A political logjam over extending long-term jobless benefits appeared to be breaking Monday as senators reacted to signs that a recent loss of momentum in the economic recovery could snowball into a more serious economic reversal.
With the arrival of a new Democratic senator from West Virginia, the Senate on Tuesday is expected to have the 60 votes needed to approve a $34 billion extension of benefits without offsetting spending cuts, though congressional aides said they expect growing political opposition to deficit spending fueled by Republicans to stiffen Congress' resolve to pay for any future extensions.
Senate wrangling over whether to offset the benefits with spending cuts caused nearly 2.5 million unemployed people to lose benefits in recent weeks - a factor that economists say could have added to the malaise that throttled economic growth to a snail's pace in the past two months.
"As long as Congress does not extend the unemployment benefits programs, about 400,000 Americans are exhausting their benefits every week," said Harm Bandholz, an economist at Unicredit Markets. "This hurts the purchasing power of the affected households, and leaves its mark on the unemployment rate."
Consumer spending - the main engine of economic growth - has slowed markedly since April, coinciding with the period when emergency benefits started to expire for people who are out of work for up to 99 weeks, as well as the expirations of other federal stimulus programs for home and appliance sales.
President Obama sought to highlight the hardship on unemployed workers in a Rose Garden news conference Monday accompanied by three people whose benefits expired. Republicans are wrong, he said, to say that people lose their incentive to look for work when they are on unemployment benefits.
"These are honest, decent, hardworking folks who have fallen on hard times through no fault of their own" and are "not looking for a handout," he said. "They desperately want work. Just right now, they can't find a job."
Mr. Obama took a political shot at the GOP. "The same people who didn't have any problem spending hundreds of billions of dollars on tax breaks for the wealthiest Americans are now saying we shouldn't offer relief to middle-class Americans" unless it's paid for, he said.
AlthoughMr. Obama claimed that most unemployed workers would rather have jobs than jobless benefits, recent government surveys of unemployment trends suggest otherwise.
As workers lost benefits in recent weeks, rather than step up their search for work, they stopped looking and dropped out of the labor force, Mr. Bandholz said, in an unexpected development that caused the unemployment rate to drop.
People are required to look for work as a condition of getting benefits, so it appears many stopped looking for work when they no longer were forced to do so, he said.
Labor Department surveys found that nearly 1 million people dropped out of the labor force during May and June, helping to draw the unemployment rate down to 9.5 percent.
If they were still looking for work, unemployment would have been much higher at 9.9 percent, Mr. Bandholz estimates.
Any political gainsDemocrats have garnered by championing the unemployed are likely to dissipate Tuesday, when Carte Goodwin, a former aide to West Virginia Gov. Joe Manchin III, is sworn in to replace the late Sen. Robert C. Byrd.
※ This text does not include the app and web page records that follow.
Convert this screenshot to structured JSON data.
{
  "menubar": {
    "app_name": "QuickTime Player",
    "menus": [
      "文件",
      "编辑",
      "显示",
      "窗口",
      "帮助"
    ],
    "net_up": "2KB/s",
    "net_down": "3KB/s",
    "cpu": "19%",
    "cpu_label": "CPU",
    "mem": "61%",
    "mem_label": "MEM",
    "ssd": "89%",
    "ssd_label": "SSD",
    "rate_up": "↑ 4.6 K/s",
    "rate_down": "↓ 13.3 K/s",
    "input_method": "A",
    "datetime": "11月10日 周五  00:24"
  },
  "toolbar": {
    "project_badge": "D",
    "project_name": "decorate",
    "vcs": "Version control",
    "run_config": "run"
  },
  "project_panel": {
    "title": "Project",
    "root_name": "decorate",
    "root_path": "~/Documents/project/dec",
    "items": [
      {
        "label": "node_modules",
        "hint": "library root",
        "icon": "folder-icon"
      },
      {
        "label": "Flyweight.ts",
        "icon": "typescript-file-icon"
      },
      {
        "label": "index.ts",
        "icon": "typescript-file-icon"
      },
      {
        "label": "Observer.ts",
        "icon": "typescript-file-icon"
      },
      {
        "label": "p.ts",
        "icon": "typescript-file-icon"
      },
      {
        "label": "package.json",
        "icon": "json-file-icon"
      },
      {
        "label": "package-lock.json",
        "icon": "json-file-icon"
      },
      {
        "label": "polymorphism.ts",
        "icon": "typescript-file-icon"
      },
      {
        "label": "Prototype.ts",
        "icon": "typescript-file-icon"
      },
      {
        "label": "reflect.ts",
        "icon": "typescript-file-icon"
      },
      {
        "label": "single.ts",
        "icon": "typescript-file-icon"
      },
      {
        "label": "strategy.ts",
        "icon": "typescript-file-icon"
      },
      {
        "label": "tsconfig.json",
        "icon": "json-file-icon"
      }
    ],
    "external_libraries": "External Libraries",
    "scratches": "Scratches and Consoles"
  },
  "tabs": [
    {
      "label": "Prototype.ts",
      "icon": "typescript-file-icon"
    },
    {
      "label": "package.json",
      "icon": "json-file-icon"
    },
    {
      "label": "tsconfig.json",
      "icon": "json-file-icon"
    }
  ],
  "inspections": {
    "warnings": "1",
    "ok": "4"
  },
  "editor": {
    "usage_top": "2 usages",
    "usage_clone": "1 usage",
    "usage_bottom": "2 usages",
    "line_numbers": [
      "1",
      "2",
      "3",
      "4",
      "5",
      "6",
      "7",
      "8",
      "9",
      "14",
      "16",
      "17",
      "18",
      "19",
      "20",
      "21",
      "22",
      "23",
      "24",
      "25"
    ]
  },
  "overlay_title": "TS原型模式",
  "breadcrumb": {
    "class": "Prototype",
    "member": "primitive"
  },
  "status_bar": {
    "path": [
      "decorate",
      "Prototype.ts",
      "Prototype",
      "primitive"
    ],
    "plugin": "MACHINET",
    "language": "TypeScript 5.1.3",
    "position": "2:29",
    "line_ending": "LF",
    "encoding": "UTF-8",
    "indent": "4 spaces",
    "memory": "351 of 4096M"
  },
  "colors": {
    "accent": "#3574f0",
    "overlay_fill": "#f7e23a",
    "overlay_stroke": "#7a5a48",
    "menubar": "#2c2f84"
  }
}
That will give Democrats 59 votes in the Senate once again, enough along with one likely Republican defection to overcome GOP objections to the jobless bill.
While the debate continues on whether the availability of jobless benefits for as long as two years discourages people from taking jobs that are available, few economists question that the benefits have provided important support for consumers, whose spending normally fuels about 70 percent of economic activity.
While businesses have created a trickle of new jobs this year, that has produced only a modest revival of wage growth - not enough to fully replace the substantial support consumers received from unemployment benefits and other government transfers since the recession, said Scott Hoyt, an economist at Moody's Economy.com.
"Cash, or the lack of it, is the primary factor holding back spending" since the spring, he said, noting that is partly because the record share of consumer income that came from government transfers has been on the decline recently.
Jobless benefits are one of the most powerful ways to boost the economy, according to Moody's Economy.com, which estimates that every $1 in benefits produces a $1.67 increase in the nation's economic output within a year. The boost is strong because unemployed workers spend nearly all their unemployment checks quickly and save little of the money.
Another potential source of income for consumers - the gains on assets such as houses and stocks - also went into reverse recently, taking yet another prop from under the economy that had helped to spur stronger consumer spending earlier this year.
Consumers tend to spend more when they feel wealthier as a result of gains on their stocks and home values. The setback in housing has been especially sharp since the expiration of a housing tax credit on April 30.
Housing sales, construction and prices have all fallen precipitously. Another sign of the collapse in housing came on Monday, when the National Association of Home Builders reported that confidence among developers fell to the lowest level since March 2009.
c Kara Rowland contributed to this report.
© Copyright 2014 The Washington Times, LLC. Click here for reprint permission.